I don't mind doing what I do for $10; because you can't put a price on love. The memories that I have with my patients are priceless.


Cover Image Credit: Mackenzie Rogers

Related Content

Connect with a generation
of new voices.

We are students, thinkers, influencers, and communities sharing our ideas with the world. Join our platform to create and discover content that actually matters to you.

Learn more Start Creating

5 Truths About Being An Ag-Comms Major, And None Of Them Involve Talking To Animals

"You're an ag major? That must be easy."

364
views

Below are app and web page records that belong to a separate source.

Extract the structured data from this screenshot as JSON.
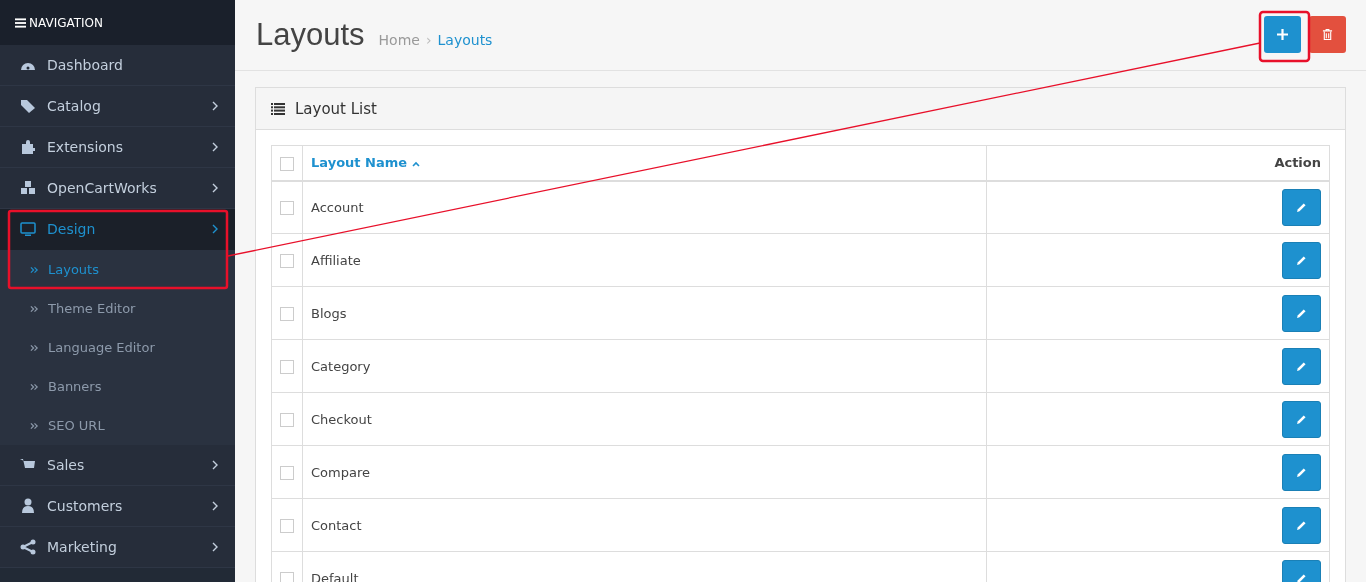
{
  "sidebar": {
    "title": "NAVIGATION",
    "items": [
      {
        "label": "Dashboard",
        "kind": "dashboard",
        "has_submenu": false,
        "selected": false
      },
      {
        "label": "Catalog",
        "kind": "tag",
        "has_submenu": true,
        "selected": false
      },
      {
        "label": "Extensions",
        "kind": "puzzle",
        "has_submenu": true,
        "selected": false
      },
      {
        "label": "OpenCartWorks",
        "kind": "cubes",
        "has_submenu": true,
        "selected": false
      },
      {
        "label": "Design",
        "kind": "monitor",
        "has_submenu": true,
        "selected": true,
        "children": [
          {
            "label": "Layouts",
            "selected": true
          },
          {
            "label": "Theme Editor",
            "selected": false
          },
          {
            "label": "Language Editor",
            "selected": false
          },
          {
            "label": "Banners",
            "selected": false
          },
          {
            "label": "SEO URL",
            "selected": false
          }
        ]
      },
      {
        "label": "Sales",
        "kind": "cart",
        "has_submenu": true,
        "selected": false
      },
      {
        "label": "Customers",
        "kind": "user",
        "has_submenu": true,
        "selected": false
      },
      {
        "label": "Marketing",
        "kind": "share",
        "has_submenu": true,
        "selected": false
      }
    ]
  },
  "header": {
    "title": "Layouts",
    "separator": "›",
    "breadcrumb": [
      {
        "label": "Home",
        "selected": false
      },
      {
        "label": "Layouts",
        "selected": true
      }
    ]
  },
  "panel": {
    "title": "Layout List",
    "table": {
      "select_all_checked": false,
      "columns": [
        "Layout Name",
        "Action"
      ],
      "rows": [
        {
          "name": "Account",
          "checked": false
        },
        {
          "name": "Affiliate",
          "checked": false
        },
        {
          "name": "Blogs",
          "checked": false
        },
        {
          "name": "Category",
          "checked": false
        },
        {
          "name": "Checkout",
          "checked": false
        },
        {
          "name": "Compare",
          "checked": false
        },
        {
          "name": "Contact",
          "checked": false
        },
        {
          "name": "Default",
          "checked": false
        }
      ]
    }
  }
}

Being that this is my second year at Kansas State University, I've started to notice some misconceptions about the major I love and know. After introducing myself as an agricultural communications and journalism major, I always receive comments such as "that must be easy" and the famous comment of "so what... you, like, talk to animals?" After being at Kansas State University for a year, along with being an ag major, I comprised a list of the most common misconceptions we as agriculturalist, deal with DAILY.

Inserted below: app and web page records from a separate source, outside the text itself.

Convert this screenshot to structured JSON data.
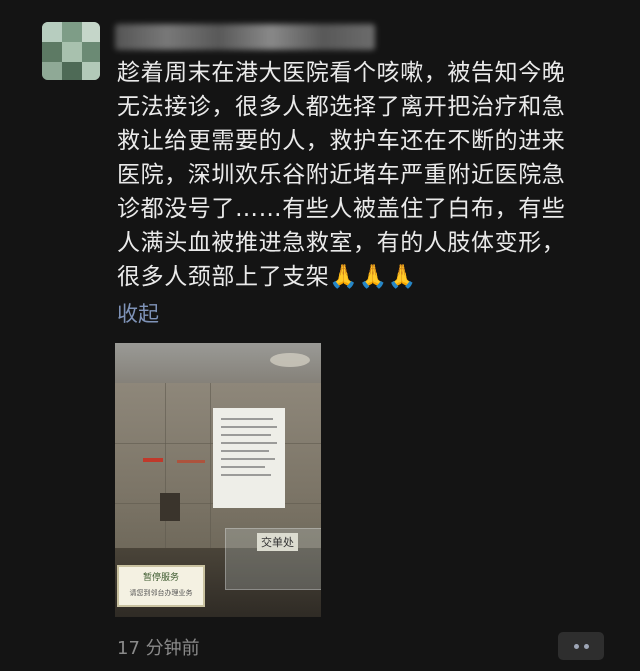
{
  "post": {
    "text": "趁着周末在港大医院看个咳嗽，被告知今晚\n无法接诊，很多人都选择了离开把治疗和急\n救让给更需要的人，救护车还在不断的进来\n医院，深圳欢乐谷附近堵车严重附近医院急\n诊都没号了……有些人被盖住了白布，有些\n人满头血被推进急救室，有的人肢体变形，\n很多人颈部上了支架🙏🙏🙏",
    "collapse_label": "收起",
    "timestamp": "17 分钟前"
  },
  "photo": {
    "counter_sign": "交单处",
    "stop_sign_line1": "暂停服务",
    "stop_sign_line2": "请您到邻台办理业务"
  },
  "colors": {
    "background": "#141414",
    "link": "#7f93b8",
    "timestamp": "#8a8a8a"
  }
}
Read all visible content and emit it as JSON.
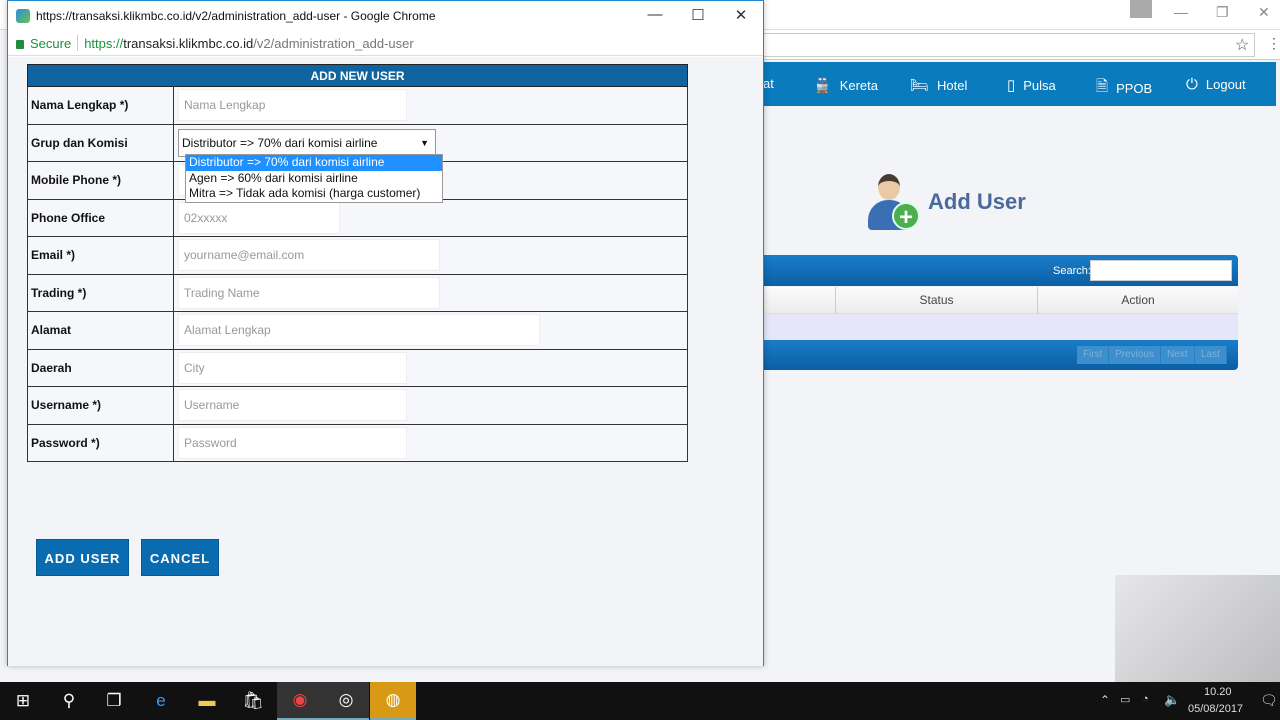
{
  "background_page": {
    "nav": [
      {
        "label": "at",
        "icon": "truncated"
      },
      {
        "label": "Kereta",
        "icon": "train-icon"
      },
      {
        "label": "Hotel",
        "icon": "bed-icon"
      },
      {
        "label": "Pulsa",
        "icon": "phone-icon"
      },
      {
        "label": "PPOB",
        "icon": "document-icon"
      },
      {
        "label": "Logout",
        "icon": "power-icon"
      }
    ],
    "title": "Add User",
    "search_label": "Search:",
    "columns": [
      "Status",
      "Action"
    ],
    "pagination": [
      "First",
      "Previous",
      "Next",
      "Last"
    ],
    "nav_color": "#0a7bbd"
  },
  "popup": {
    "window_title": "https://transaksi.klikmbc.co.id/v2/administration_add-user - Google Chrome",
    "secure_label": "Secure",
    "url_scheme": "https://",
    "url_host": "transaksi.klikmbc.co.id",
    "url_path": "/v2/administration_add-user",
    "form": {
      "header": "ADD NEW USER",
      "fields": [
        {
          "label": "Nama Lengkap *)",
          "placeholder": "Nama Lengkap"
        },
        {
          "label": "Grup dan Komisi",
          "value": "Distributor => 70% dari komisi airline"
        },
        {
          "label": "Mobile Phone *)",
          "placeholder": ""
        },
        {
          "label": "Phone Office",
          "placeholder": "02xxxxx"
        },
        {
          "label": "Email *)",
          "placeholder": "yourname@email.com"
        },
        {
          "label": "Trading *)",
          "placeholder": "Trading Name"
        },
        {
          "label": "Alamat",
          "placeholder": "Alamat Lengkap"
        },
        {
          "label": "Daerah",
          "placeholder": "City"
        },
        {
          "label": "Username *)",
          "placeholder": "Username"
        },
        {
          "label": "Password *)",
          "placeholder": "Password"
        }
      ],
      "dropdown_options": [
        "Distributor => 70% dari komisi airline",
        "Agen => 60% dari komisi airline",
        "Mitra => Tidak ada komisi (harga customer)"
      ],
      "selected_option": 0
    },
    "add_button": "ADD USER",
    "cancel_button": "CANCEL",
    "accent": "#0a6cb0"
  },
  "taskbar": {
    "time": "10.20",
    "date": "05/08/2017"
  }
}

1. We Didn't All Grow Up In The Boondocks

Giphy

We all don't go straight off the farm and into the "big city" to go to college. There are TONS of ag majors who grew up in large cities that have a burning passion for agriculture. People need to understand agriculture is EVERYWHERE! Meaning, there is all walks of life on campus...even in the college of agriculture.

2. It's A Lot Harder Than It Looks

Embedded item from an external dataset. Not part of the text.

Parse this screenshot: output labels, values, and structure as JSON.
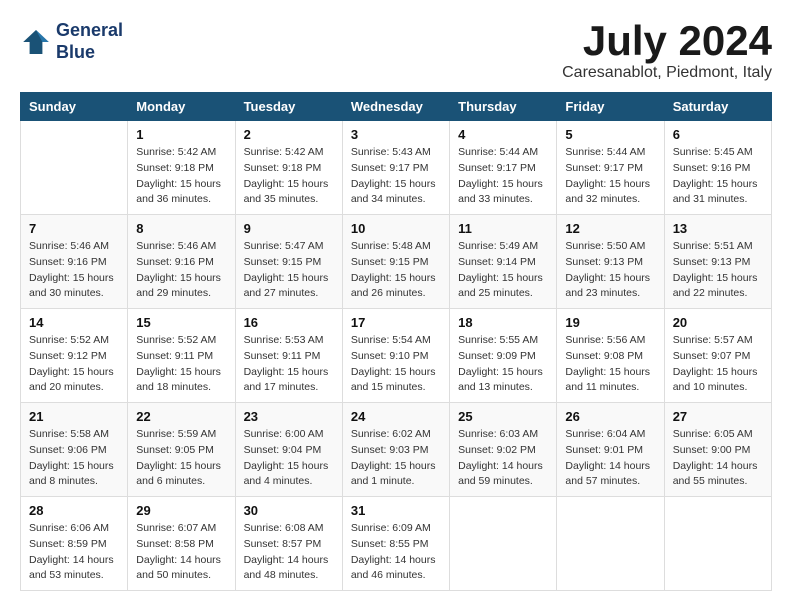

Giphy

There's an unspoken stigma that people not involved in the industry often assume ag majors simply aren't smart and that our majors are easy. Have you ever taken Reproduction? I didn't think so. If you did, you would tip your hat at every person who made it out alive. We don't just study how to farm and talk to farmers. We learn the structure of crops, every inch of the reproduction tract and how to properly communicate with producers and design their image to their brand.

I invite anyone who thinks agricultural majors are easy to spend a week taking our classes and then see what they have to say. People not involved in the industry may have some pretty off-the-wall misconceptions about what it's like to study agriculture in college. But those of us that live it and breath it know the truth. And most importantly, we know that our passion for the American agriculture industry will only grow as we continue our educations.

3. We Don't All Wear Boots & Cowboy Hats

Giphy

Whenever you mention you're an ag major, people picture ripped blue jeans, rugged old co-op shirt and filthy boots. Believe it or not, we too enjoy Nike shorts and tennis shoes. Agriculture has such a bad stigma of being grungy and dirty. As an agricultural communications and journalism major, I personally know appearance is EVERYTHING. How people perceive you can make OR break relationships in the agricultural world.

4. We're Not All Going To Be Vets

Giphy

No grandma, I'm not going to school to be a vet. Sorry.

One of my BIGGEST pet peeves is when people assume you're going to be a vet since you're an ag major... annnnnd if you aren't you're going to be a poor farmer. In reality, jobs in the agricultural field are thriving (and not just vet ones). There are multiple jobs that pay as much as, or more than what vets makes (and should we mention less school?).

5. It's A Small World After All

Giphy

The agricultural world is CRAZY small. Everybody knows everybody. Ask anyone in the major, you always find a link to back home. Here's a tip to future ag majors — sit down in class and ask a simple question to the person next to you, "where are you from." I absolutely guarantee you'll find a connection with that person... or through somebody... and the next thing you know you're roommates and best of friends. By saying that, you have to be VERY careful not to burn bridges... because after all, the agricultural industry is a small world after all.

Related Content

Facebook Comments